▸ **Exercise objective**: All lines containing the string "progress" must be copied from the entries.

▸ **Recorded information**:
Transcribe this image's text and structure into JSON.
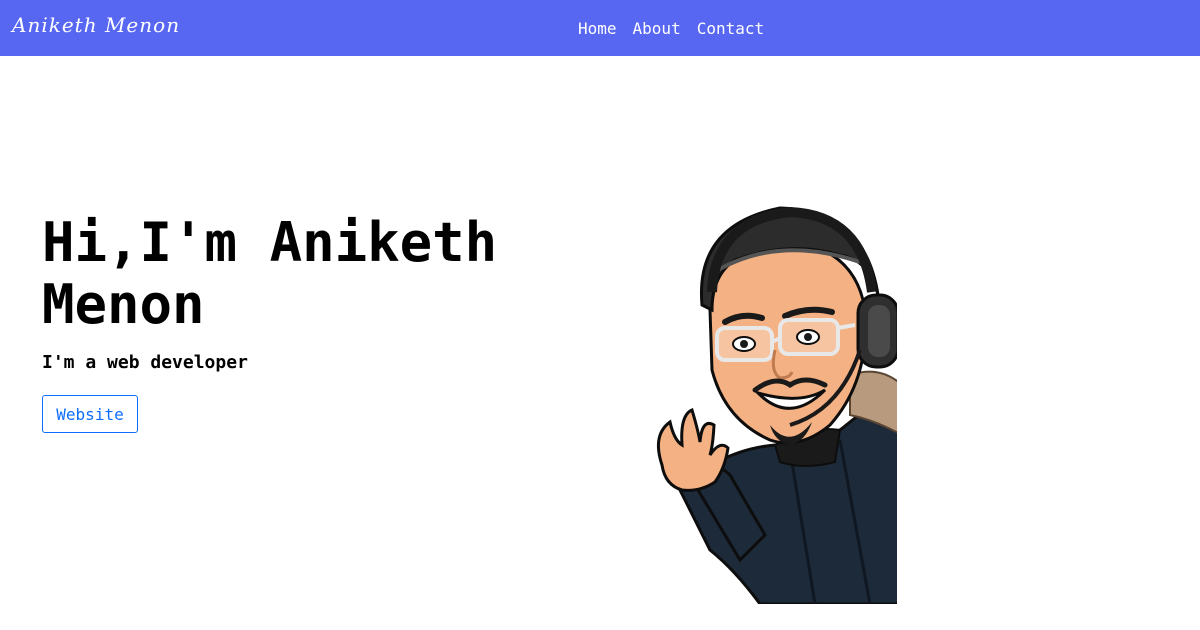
{
  "navbar": {
    "brand": "Aniketh Menon",
    "links": [
      "Home",
      "About",
      "Contact"
    ]
  },
  "hero": {
    "title": "Hi,I'm Aniketh Menon",
    "subtitle": "I'm a web developer",
    "button_label": "Website"
  },
  "colors": {
    "navbar_bg": "#5867f2",
    "button_accent": "#0d6efd"
  }
}
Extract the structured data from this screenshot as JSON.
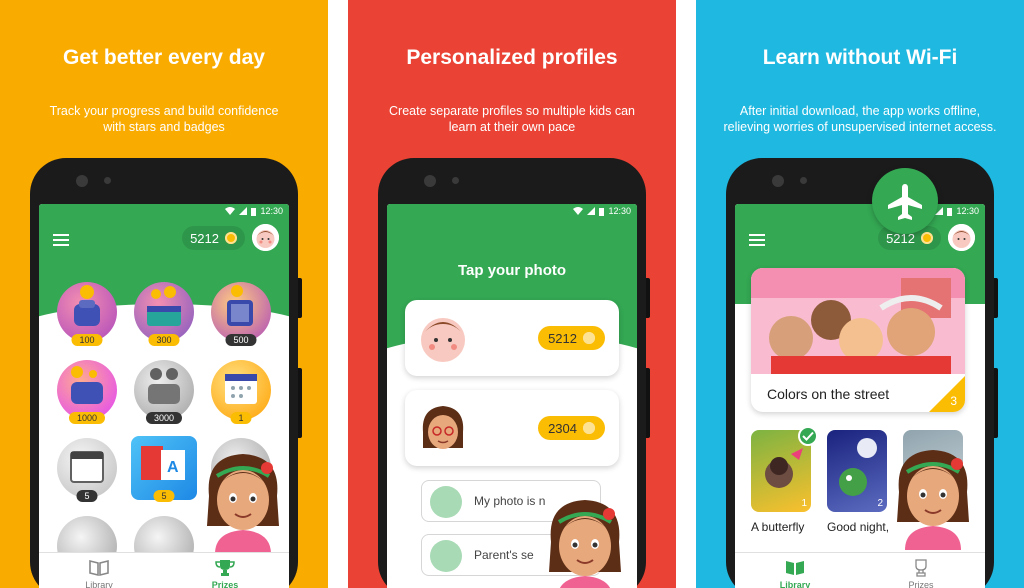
{
  "panels": [
    {
      "title": "Get better every day",
      "subtitle_1": "Track your progress and build confidence",
      "subtitle_2": "with stars and badges",
      "status_time": "12:30",
      "points": "5212",
      "badges": [
        "100",
        "300",
        "500",
        "1000",
        "3000",
        "1",
        "5",
        "5"
      ],
      "nav_library": "Library",
      "nav_prizes": "Prizes"
    },
    {
      "title": "Personalized profiles",
      "subtitle_1": "Create separate profiles so multiple kids can",
      "subtitle_2": "learn at their own pace",
      "status_time": "12:30",
      "heading": "Tap your photo",
      "profiles": [
        {
          "points": "5212"
        },
        {
          "points": "2304"
        }
      ],
      "option_photo": "My photo is n",
      "option_parent": "Parent's se"
    },
    {
      "title": "Learn without Wi-Fi",
      "subtitle_1": "After initial download, the app works offline,",
      "subtitle_2": "relieving worries of unsupervised internet access.",
      "status_time": "12:30",
      "points": "5212",
      "featured_title": "Colors on the street",
      "featured_level": "3",
      "books": [
        {
          "title": "A butterfly",
          "level": "1"
        },
        {
          "title": "Good night,",
          "level": "2"
        }
      ],
      "nav_library": "Library",
      "nav_prizes": "Prizes"
    }
  ],
  "colors": {
    "yellow": "#f9ab00",
    "red": "#ea4335",
    "blue": "#1fb8e0",
    "green": "#34a853",
    "gold": "#fbbc04"
  },
  "icons": [
    "menu-icon",
    "flower-icon",
    "wifi-icon",
    "battery-icon",
    "library-icon",
    "trophy-icon",
    "airplane-icon",
    "check-icon"
  ]
}
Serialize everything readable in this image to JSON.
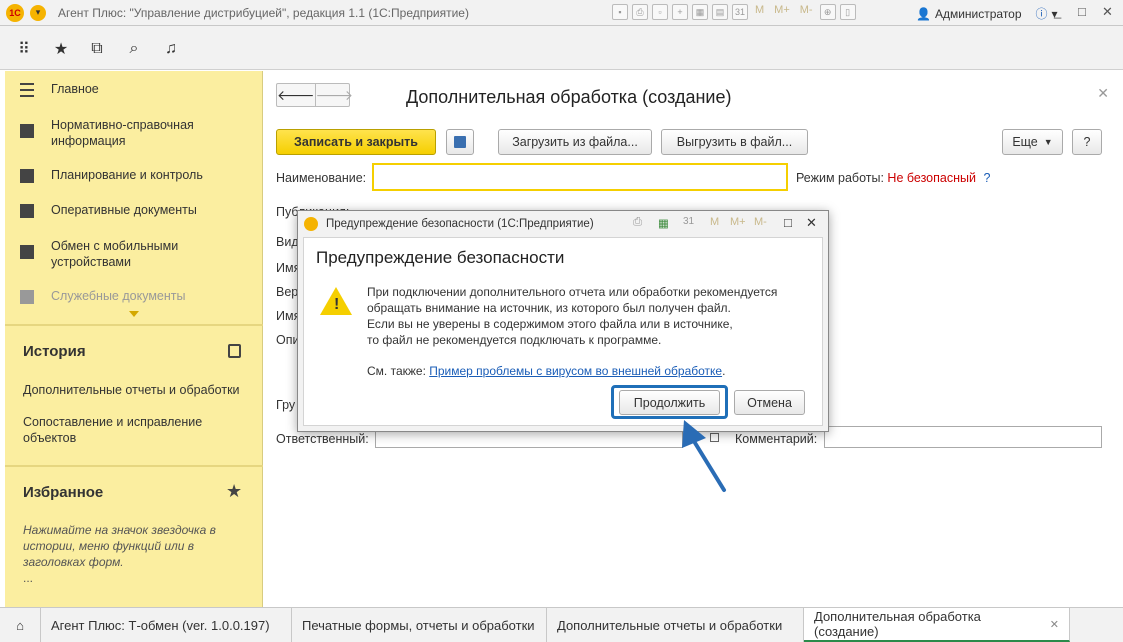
{
  "titlebar": {
    "logo": "1С",
    "title": "Агент Плюс: \"Управление дистрибуцией\", редакция 1.1  (1С:Предприятие)",
    "m_labels": [
      "M",
      "M+",
      "M-"
    ],
    "user": "Администратор"
  },
  "sidebar": {
    "items": [
      {
        "label": "Главное",
        "icon": "menu-lines-icon"
      },
      {
        "label": "Нормативно-справочная информация",
        "icon": "catalog-icon"
      },
      {
        "label": "Планирование и контроль",
        "icon": "chart-icon"
      },
      {
        "label": "Оперативные документы",
        "icon": "documents-icon"
      },
      {
        "label": "Обмен с мобильными устройствами",
        "icon": "sync-icon"
      },
      {
        "label": "Служебные документы",
        "icon": "service-docs-icon"
      }
    ],
    "history": {
      "title": "История",
      "links": [
        "Дополнительные отчеты и обработки",
        "Сопоставление и исправление объектов"
      ]
    },
    "favorites": {
      "title": "Избранное",
      "note": "Нажимайте на значок звездочка в истории, меню функций или в заголовках форм.",
      "ellipsis": "..."
    }
  },
  "form": {
    "title": "Дополнительная обработка (создание)",
    "save_close": "Записать и закрыть",
    "load_file": "Загрузить из файла...",
    "unload_file": "Выгрузить в файл...",
    "more": "Еще",
    "help": "?",
    "name_label": "Наименование:",
    "mode_label": "Режим работы:",
    "mode_value": "Не безопасный",
    "mode_help": "?",
    "publication_label": "Публикация:",
    "labels_partial": [
      "Вид",
      "Имя",
      "Вер",
      "Имя",
      "Опи",
      "Гру"
    ],
    "responsible_label": "Ответственный:",
    "comment_label": "Комментарий:"
  },
  "dialog": {
    "window_title": "Предупреждение безопасности  (1С:Предприятие)",
    "heading": "Предупреждение безопасности",
    "text_lines": [
      "При подключении дополнительного отчета или обработки рекомендуется",
      "обращать внимание на источник, из которого был получен файл.",
      "Если вы не уверены в содержимом этого файла или в источнике,",
      "то файл не рекомендуется подключать к программе."
    ],
    "see_also": "См. также:",
    "link": "Пример проблемы с вирусом во внешней обработке",
    "link_period": ".",
    "continue": "Продолжить",
    "cancel": "Отмена"
  },
  "bottom_tabs": [
    {
      "label": "Агент Плюс: Т-обмен (ver. 1.0.0.197)"
    },
    {
      "label": "Печатные формы, отчеты и обработки"
    },
    {
      "label": "Дополнительные отчеты и обработки"
    },
    {
      "label": "Дополнительная обработка (создание)",
      "active": true
    }
  ],
  "colors": {
    "accent_yellow": "#f5cf00",
    "sidebar": "#fbeea0",
    "highlight_blue": "#1f6fb8",
    "warning_red": "#cc0000"
  }
}
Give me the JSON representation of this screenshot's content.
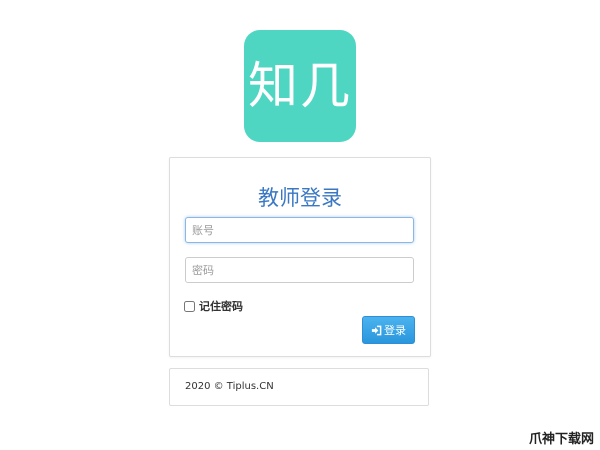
{
  "logo": {
    "text": "知几",
    "color": "#4fd6c3"
  },
  "login": {
    "title": "教师登录",
    "account_placeholder": "账号",
    "password_placeholder": "密码",
    "remember_label": "记住密码",
    "remember_checked": false,
    "button_label": "登录",
    "button_icon": "sign-in-icon",
    "accent_color": "#2a96dc"
  },
  "footer": {
    "text": "2020 © Tiplus.CN"
  },
  "watermark": {
    "text": "爪神下载网"
  }
}
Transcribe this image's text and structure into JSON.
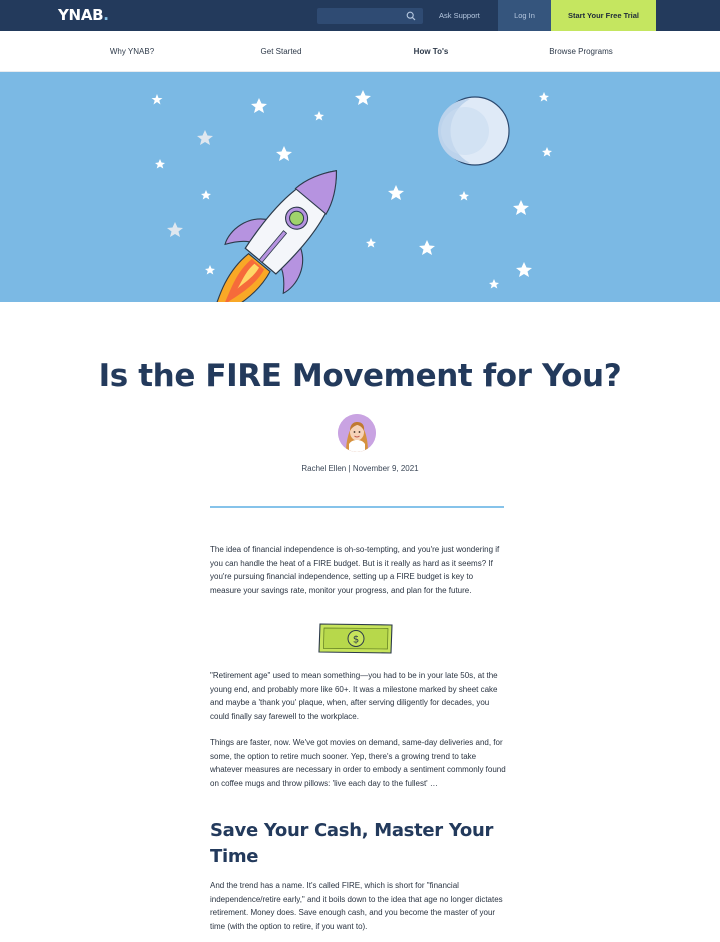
{
  "header": {
    "logo": "YNAB",
    "logo_dot": ".",
    "search_placeholder": "",
    "ask_support": "Ask Support",
    "login": "Log In",
    "trial": "Start Your Free Trial"
  },
  "nav": {
    "items": [
      "Why YNAB?",
      "Get Started",
      "How To's",
      "Browse Programs"
    ],
    "active": "How To's"
  },
  "hero": {
    "icons": [
      "rocket-icon",
      "moon-icon",
      "star-icon"
    ],
    "background": "#7bb9e4"
  },
  "article": {
    "title": "Is the FIRE Movement for You?",
    "author": "Rachel Ellen",
    "separator": "|",
    "date": "November 9, 2021",
    "paragraphs": [
      "The idea of financial independence is oh-so-tempting, and you're just wondering if you can handle the heat of a FIRE budget. But is it really as hard as it seems? If you're pursuing financial independence, setting up a FIRE budget is key to measure your savings rate, monitor your progress, and plan for the future.",
      "\"Retirement age\" used to mean something—you had to be in your late 50s, at the young end, and probably more like 60+. It was a milestone marked by sheet cake and maybe a 'thank you' plaque, when, after serving diligently for decades, you could finally say farewell to the workplace.",
      "Things are faster, now. We've got movies on demand, same-day deliveries and, for some, the option to retire much sooner. Yep, there's a growing trend to take whatever measures are necessary in order to embody a sentiment commonly found on coffee mugs and throw pillows: 'live each day to the fullest' …",
      "And the trend has a name. It's called FIRE, which is short for \"financial independence/retire early,\" and it boils down to the idea that age no longer dictates retirement. Money does. Save enough cash, and you become the master of your time (with the option to retire, if you want to)."
    ],
    "heading": "Save Your Cash, Master Your Time",
    "bill_icon": "dollar-bill-icon"
  },
  "colors": {
    "topbar": "#233a5c",
    "accent": "#c5e660",
    "hero": "#7bb9e4",
    "heading": "#233a5c",
    "rule": "#86c3ea"
  }
}
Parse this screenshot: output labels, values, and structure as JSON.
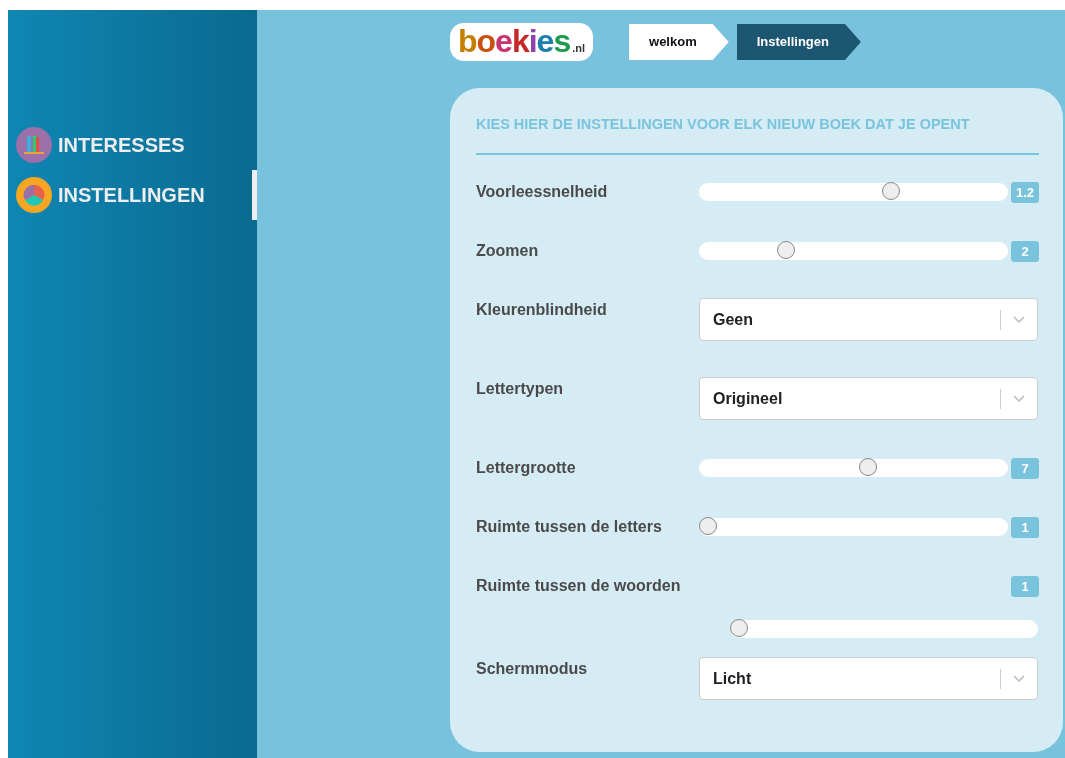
{
  "sidebar": {
    "items": [
      {
        "label": "INTERESSES",
        "selected": false
      },
      {
        "label": "INSTELLINGEN",
        "selected": true
      }
    ]
  },
  "header": {
    "logo": "boekies",
    "logo_suffix": ".nl",
    "breadcrumb": [
      {
        "label": "welkom",
        "selected": false
      },
      {
        "label": "Instellingen",
        "selected": true
      }
    ]
  },
  "settings": {
    "title": "KIES HIER DE INSTELLINGEN VOOR ELK NIEUW BOEK DAT JE OPENT",
    "rows": [
      {
        "kind": "slider",
        "label": "Voorleessnelheid",
        "level": 0.63,
        "reading": "1.2"
      },
      {
        "kind": "slider",
        "label": "Zoomen",
        "level": 0.27,
        "reading": "2"
      },
      {
        "kind": "select",
        "label": "Kleurenblindheid",
        "value": "Geen"
      },
      {
        "kind": "select",
        "label": "Lettertypen",
        "value": "Origineel"
      },
      {
        "kind": "slider",
        "label": "Lettergrootte",
        "level": 0.55,
        "reading": "7"
      },
      {
        "kind": "slider",
        "label": "Ruimte tussen de letters",
        "level": 0,
        "reading": "1"
      },
      {
        "kind": "stacked",
        "label": "Ruimte tussen de woorden",
        "level": 0,
        "reading": "1"
      },
      {
        "kind": "select",
        "label": "Schermmodus",
        "value": "Licht"
      }
    ]
  }
}
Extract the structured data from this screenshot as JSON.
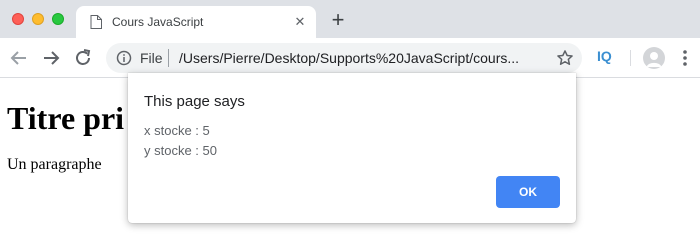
{
  "browser": {
    "tab": {
      "title": "Cours JavaScript"
    },
    "address_bar": {
      "scheme_label": "File",
      "url": "/Users/Pierre/Desktop/Supports%20JavaScript/cours..."
    },
    "extension_label": "IQ",
    "icons": {
      "close": "close-window-icon",
      "minimize": "minimize-window-icon",
      "maximize": "maximize-window-icon",
      "page": "page-icon",
      "tab_close": "close-tab-icon",
      "new_tab": "plus-icon",
      "back": "back-arrow-icon",
      "forward": "forward-arrow-icon",
      "reload": "reload-icon",
      "info": "info-icon",
      "bookmark": "star-icon",
      "profile": "avatar-icon",
      "menu": "more-vertical-icon"
    }
  },
  "page": {
    "heading": "Titre pri",
    "paragraph": "Un paragraphe"
  },
  "dialog": {
    "title": "This page says",
    "lines": [
      "x stocke : 5",
      "y stocke : 50"
    ],
    "ok_label": "OK"
  },
  "colors": {
    "accent": "#4285f4",
    "tabstrip": "#dee1e6",
    "traffic_red": "#fe5f57",
    "traffic_yellow": "#febc2e",
    "traffic_green": "#28c840"
  }
}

▸ **Expected output**:
      "subtitle_1": "Track your progress and build confidence",
      "The idea of financial independence is oh-so-tempting, and you're just wondering if you can handle the heat of a FIRE budget. But is it really as hard as it seems? If you're pursuing financial independence, setting up a FIRE budget is key to measure your savings rate, monitor your progress, and plan for the future.",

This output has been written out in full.